We were a small but select group - our intrepid leader Brenda, Vivienne Linen Lady, Mike, Fi without a cat, Viv and me from North Herts. We went on a 'behind the scenes' tour and enjoyed watching the document carriers whizzing along on tracks high above our heads as well as handling some parchment sheet to be used in repairing documents. I went to the enquiry desk and asked about the warrant book I wanted and the lady got it - whoever had ordered it hadn't come in to claim it. I got the details of my uncle Walter Randal Gray's career in the police. I went into the library at Kew for the first time - WOW! It is overwhelming. But it does have, in A-Z order, lots of volumes about English counties. There are lists of poll books, some parish register extracts, street directories etc. I found a book which had the room layout of Rendcomb House, where my great-grandfather worked as an indoor servant. Then rather late in the day I looked for my other Metropolitan Policeman great-uncle, Walter Randal's brother Harry. I found his warrant number on microfilm but was JUST too late to order up the relevant book. Fi's fault for waving her photocopies in my face shouting 'I've found him!' [only joking, I know Fi had to wade through hefty volumes to find it and I am chuffed for her]. I was able to look up my uncle's warrant number on police-orders and found basic details including when he retired, so on my next visit to Kew I can get his pension record. Viv was much amused that I bought a book about lunatics in the bookshop! I hope more folk can come next time. Nell


Phoenix Report 1 Aug 2005 14:38
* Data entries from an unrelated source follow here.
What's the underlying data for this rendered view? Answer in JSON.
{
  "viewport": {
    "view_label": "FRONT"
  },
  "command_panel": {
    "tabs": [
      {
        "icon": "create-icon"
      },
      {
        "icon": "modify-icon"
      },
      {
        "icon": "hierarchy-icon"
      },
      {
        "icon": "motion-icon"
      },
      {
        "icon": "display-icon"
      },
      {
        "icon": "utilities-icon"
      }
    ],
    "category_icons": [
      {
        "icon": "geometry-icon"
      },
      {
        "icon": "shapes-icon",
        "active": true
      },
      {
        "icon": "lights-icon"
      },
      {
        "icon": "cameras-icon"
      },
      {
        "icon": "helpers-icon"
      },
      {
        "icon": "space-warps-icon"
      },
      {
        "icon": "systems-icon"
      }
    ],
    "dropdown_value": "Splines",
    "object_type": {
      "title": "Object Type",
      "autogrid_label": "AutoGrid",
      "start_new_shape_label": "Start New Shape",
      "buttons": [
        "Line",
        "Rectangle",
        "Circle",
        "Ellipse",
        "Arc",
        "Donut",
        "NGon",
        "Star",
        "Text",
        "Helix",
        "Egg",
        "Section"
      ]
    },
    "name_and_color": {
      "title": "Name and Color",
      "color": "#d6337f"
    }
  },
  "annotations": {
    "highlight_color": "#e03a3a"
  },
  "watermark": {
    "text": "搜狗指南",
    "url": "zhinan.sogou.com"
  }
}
Hi everyone I've been off board as yesterday was spent in deepest Northants: Celtic cookery, an unfinished Tudor banquetting hall, one of the Eleanor crosses, a church with Saxon decoration, and a Roman villa, all in one day. It's proving difficult to drag myself back to the 21st century. Sorry you had such a steep learning curve, Vivienne. I have to say that it was several YEARS before I realised that Kew Gardens was the station to use, rather than Kew Bridge and I once waited the better part of half an hour for the train home, hopped on board, and then remembered that for a train home, you wait on the opposite platform to the one you arrived on! As for using microfilm, did anyone spot the helpful leaflets? I was just putting my blue box back before going down to tea, when I found a clutch of leaflets on how to use the microfilm, the printers etc. That's the sort of detail that it is helpful to know in advance, there's no sign that the information is on the National Archives website and I don't remember noticing them before. After tea, I finally plucked up the courage to look at some Army service records. I don't understand how the army or its records are organised, but I've located several of my Skillings who joined up, went off to the Boer War, then spent the rest of their days in Civvy Street, so I'm a happy bunny as I now know a few more details about them. It was really good to put a few more faces to names, and I hope that everyone felt that the day was useful, especially Mike, who had travelled rather further than the rest of us! Once I'm back from my holidays, I will be looking at my diary and putting some more dates up. This time, there will hopefully be less of a gap between arranging things and the actual visit. B